What the Affordable Care Act Means to Me
Too Whom It May Concern,
When I held my infant son in my arms 21 years ago, I thought about all the great things life had in store for him. I wanted to be the best parent I could be so I could launch him into the world where he could live his life to his greatest potential. My mentality at the time was similar to most peoples: work hard, follow the rules and you too can have a slice of the American Dream.
It wasn’t long before I realized how naive I was in my thinking. Through out my son’s childhood he was diagnosed with not only Crohn’s disease with colitis and gastric paresis, but also with a degenerative disease called Primary Sclerosing Cholangitis. He can expect to undergo a liver transplant within the span of ten years.
I cried with such relief when the Affordable Care Act was passed allowing my son to stay on my husbands insurance until he turned 26 years old. I had absolutely no idea what we were going to do prior to this. I certainly couldn’t go out and buy a policy for him because of the preexisting clauses insurance companies imposed.

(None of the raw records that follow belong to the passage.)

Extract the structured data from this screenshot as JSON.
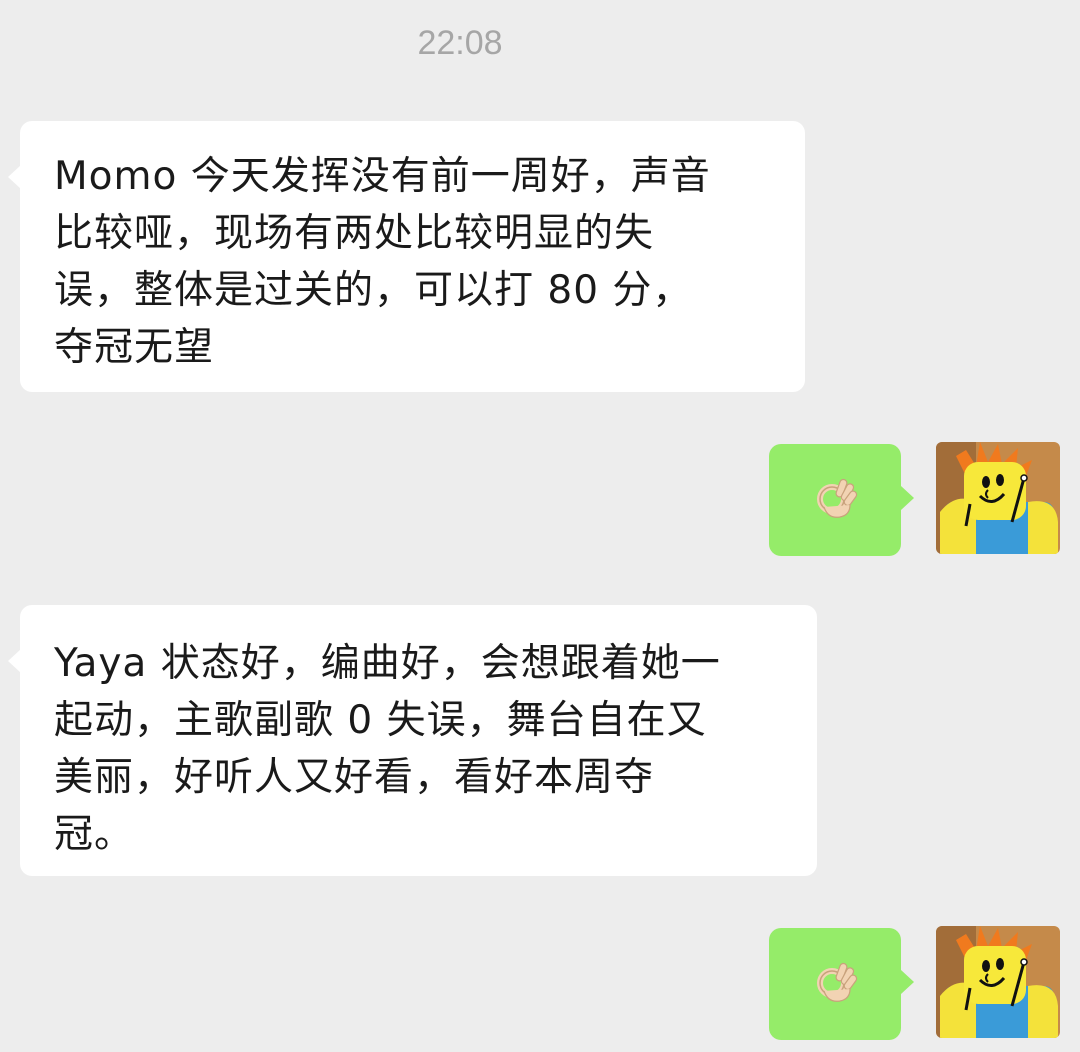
{
  "chat": {
    "timestamp": "22:08",
    "messages": [
      {
        "sender": "other",
        "lines": [
          "Momo 今天发挥没有前一周好，声音",
          "比较哑，现场有两处比较明显的失",
          "误，整体是过关的，可以打 80 分，",
          "夺冠无望"
        ]
      },
      {
        "sender": "self",
        "content": "ok-hand-emoji"
      },
      {
        "sender": "other",
        "lines": [
          "Yaya 状态好，编曲好，会想跟着她一",
          "起动，主歌副歌 0 失误，舞台自在又",
          "美丽，好听人又好看，看好本周夺",
          "冠。"
        ]
      },
      {
        "sender": "self",
        "content": "ok-hand-emoji"
      }
    ]
  },
  "colors": {
    "background": "#ededed",
    "incoming_bubble": "#ffffff",
    "outgoing_bubble": "#95ec69",
    "timestamp_text": "#a6a6a6",
    "avatar_hair": "#f07a1e",
    "avatar_face": "#f7e83a",
    "avatar_shirt": "#3a9bd8"
  }
}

Prior to the Affordable Care Act, after my son was diagnosed, I was also stunned to find out that most insurance companies have imposed a $250,000 to $350,000 life time cap on organ transplants. It sounds like a lot of money, but a liver transplant, including the first year follow-up, cost $519,000 according to the United Network for Organ Sharing. When this cap has been met, insurance companies do no have to pay any additional cost, including the anti-rejection medication required for the rest of the patients’ life. Anti rejection medication cost $31,000 annually. Many insurance companies are also smart in that as your liver begins to fail, and you become sicker and sicker, and you are in the hospital for all kinds problems associated with dying, they apply that cost towards your organ transplant cap. You can reach your monetary limit before you even get a transplant. I also learned that most insurance companies don’t provide any benefits for treatment relating to a transplant until you have been covered under an insurance plan for 12 consecutive months. People die waiting to get treatment. Again, ask my about my tears of relief when I found out that the Affordable Care Act addressed both of these issues.
Because our entire health care system is about making a profit for shareholders, there isn’t much in the way of research for people who have rare diseases like my son. It’s too bad he doesn’t have something like Diabetes. There isn’t even a lot of lobbying power because, on a whole, not as many people need organ transplants than. In short, nobody is in D.C. taking up his cause and research isn’t being done to make his life better. Ask me about the hope I felt when Affordable Care Act was passed. Hope for a mother who is powerless on so many levels.
It is a sad day in America when a mother spends more time worrying about how their son’s liver transplant will be paid for, and its implication for his future, than addressing the insurmountable grief she naturally feels in dealing with his diagnosis.
So many people got on the band wagon about our government and death panels. Don’t they see that we already have them? Wall Street not only dictates to my son his slice of the American pie, but they can also hold the power in deciding if he lives or dies.
All I want is to able to buy a damn insurance policy for my son when he ages out of insurance plan, where life time caps are eliminated, so he can go on to be the best that he can be with what he has.
And, oh by the way, when you stand out there with your rally signs bellowing out the importance of abolishing Obama Care, think about what that must feel like for mothers like me. Many of us are distraught and we feel our children are being persecuted. Life is hard for our kids as it is. Please, for the love of God, implement some sensitivity.
Thank you for listening,